"The epic autumn migration of the eastern monarch butterfly to wintering grounds in Mexico, where millions cluster on trees in semi-dormancy to await spring, has become known as one of the standard 'wonders of nature' in the decade since the Mexican winter clusters were found."

There are, however, some flies in this ointment:

  1. Monarchs tagged in the north have never been found in the Mexican clusters.
  2. Fall-fattened monarchs can store only enough energy for a flight of about 200 miles -- far too short, unless they refuel along the way (no one knows if they do or not); and
  3. The monarchs seen in Mexico are almost always in pristine condition and show no wing wear or tattering.
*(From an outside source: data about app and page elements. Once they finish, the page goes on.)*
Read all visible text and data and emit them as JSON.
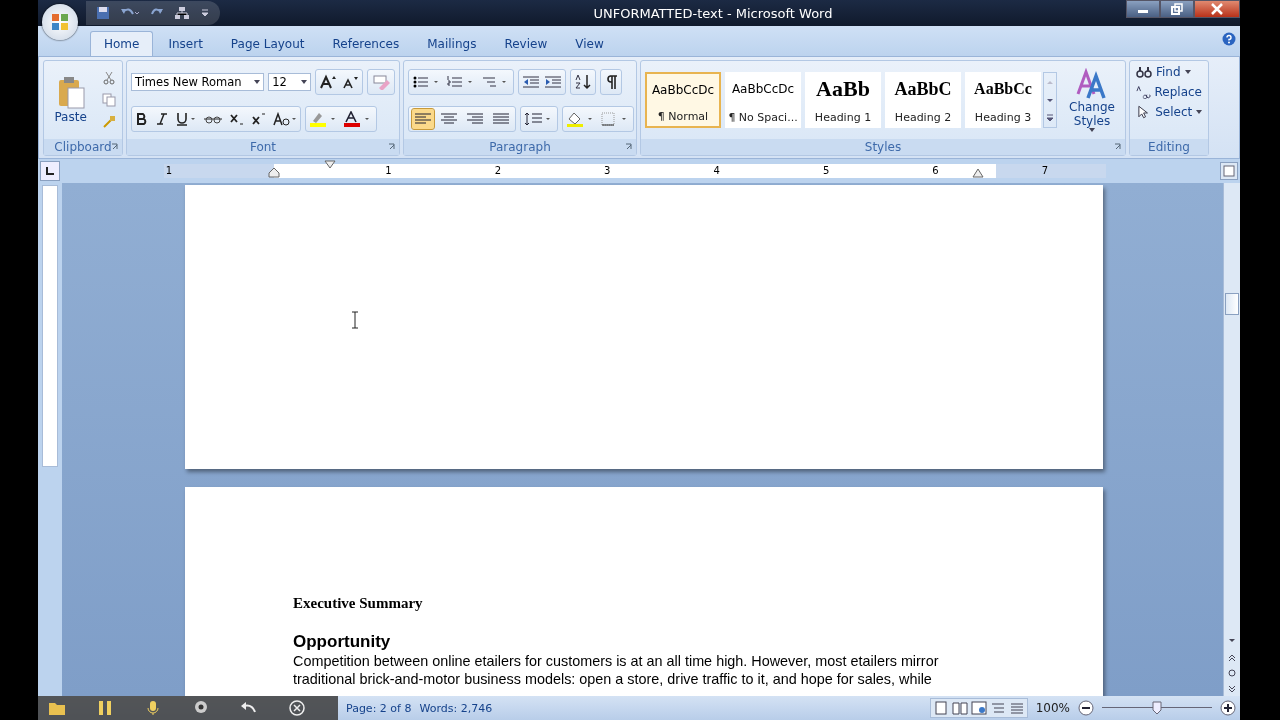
{
  "window": {
    "title": "UNFORMATTED-text - Microsoft Word"
  },
  "tabs": [
    {
      "label": "Home",
      "selected": true
    },
    {
      "label": "Insert",
      "selected": false
    },
    {
      "label": "Page Layout",
      "selected": false
    },
    {
      "label": "References",
      "selected": false
    },
    {
      "label": "Mailings",
      "selected": false
    },
    {
      "label": "Review",
      "selected": false
    },
    {
      "label": "View",
      "selected": false
    }
  ],
  "clipboard": {
    "paste": "Paste",
    "label": "Clipboard"
  },
  "font": {
    "name": "Times New Roman",
    "size": "12",
    "label": "Font"
  },
  "paragraph": {
    "label": "Paragraph",
    "alignment": [
      {
        "selected": true
      },
      {
        "selected": false
      },
      {
        "selected": false
      },
      {
        "selected": false
      }
    ]
  },
  "styles": {
    "label": "Styles",
    "gallery": [
      {
        "preview": "AaBbCcDc",
        "name": "¶ Normal",
        "kind": "normal",
        "selected": true
      },
      {
        "preview": "AaBbCcDc",
        "name": "¶ No Spaci...",
        "kind": "normal",
        "selected": false
      },
      {
        "preview": "AaBb",
        "name": "Heading 1",
        "kind": "h1",
        "selected": false
      },
      {
        "preview": "AaBbC",
        "name": "Heading 2",
        "kind": "h2",
        "selected": false
      },
      {
        "preview": "AaBbCc",
        "name": "Heading 3",
        "kind": "h3",
        "selected": false
      }
    ],
    "change_styles": "Change Styles"
  },
  "editing": {
    "label": "Editing",
    "items": [
      {
        "label": "Find",
        "kind": "find",
        "dropdown": true
      },
      {
        "label": "Replace",
        "kind": "replace",
        "dropdown": false
      },
      {
        "label": "Select",
        "kind": "select",
        "dropdown": true
      }
    ]
  },
  "ruler": {
    "numbers": [
      "1",
      "1",
      "2",
      "3",
      "4",
      "5",
      "6",
      "7"
    ]
  },
  "document": {
    "heading": "Executive Summary",
    "subheading": "Opportunity",
    "lines": [
      "Competition between online etailers for customers is at an all time high. However, most etailers mirror",
      "traditional brick-and-motor business models: open a store, drive traffic to it, and hope for sales, while"
    ]
  },
  "status_bar": {
    "page": "Page: 2 of 8",
    "words": "Words: 2,746",
    "zoom": "100%",
    "zoom_slider": {
      "level": 0.5
    }
  }
}
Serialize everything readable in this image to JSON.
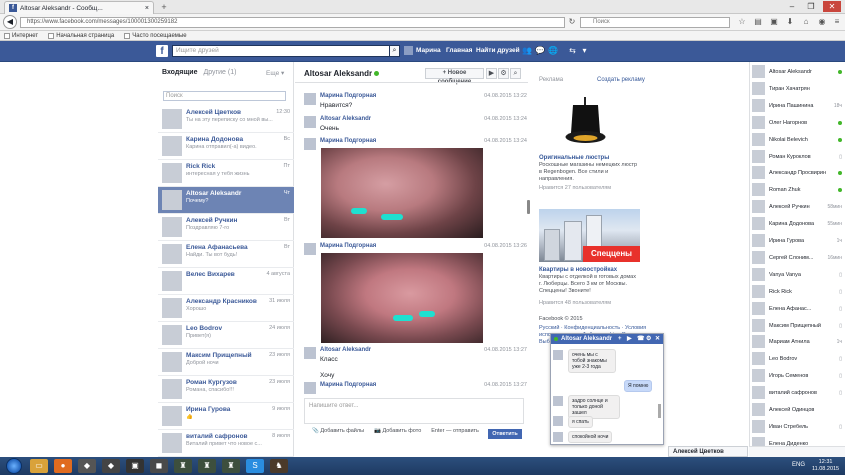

A.M. Wenner, University of California at Santa Barbara, thinks that the "appearance" of mass migration reported frequently from many locales may just be due to a curious fall habit of the monarchs. It seems that widely scattered individuals begin to fly into the wind, and the wind concentrates and channels them to local roosts where they spend the winter. In other words, there is no long distance migration at all.

(Rensberger, Boyce; Washington Post, September 15, 1986. Cr. J. Judge)

From Science Frontiers #49, JAN-FEB 1987. 1987-2000 William R. Corliss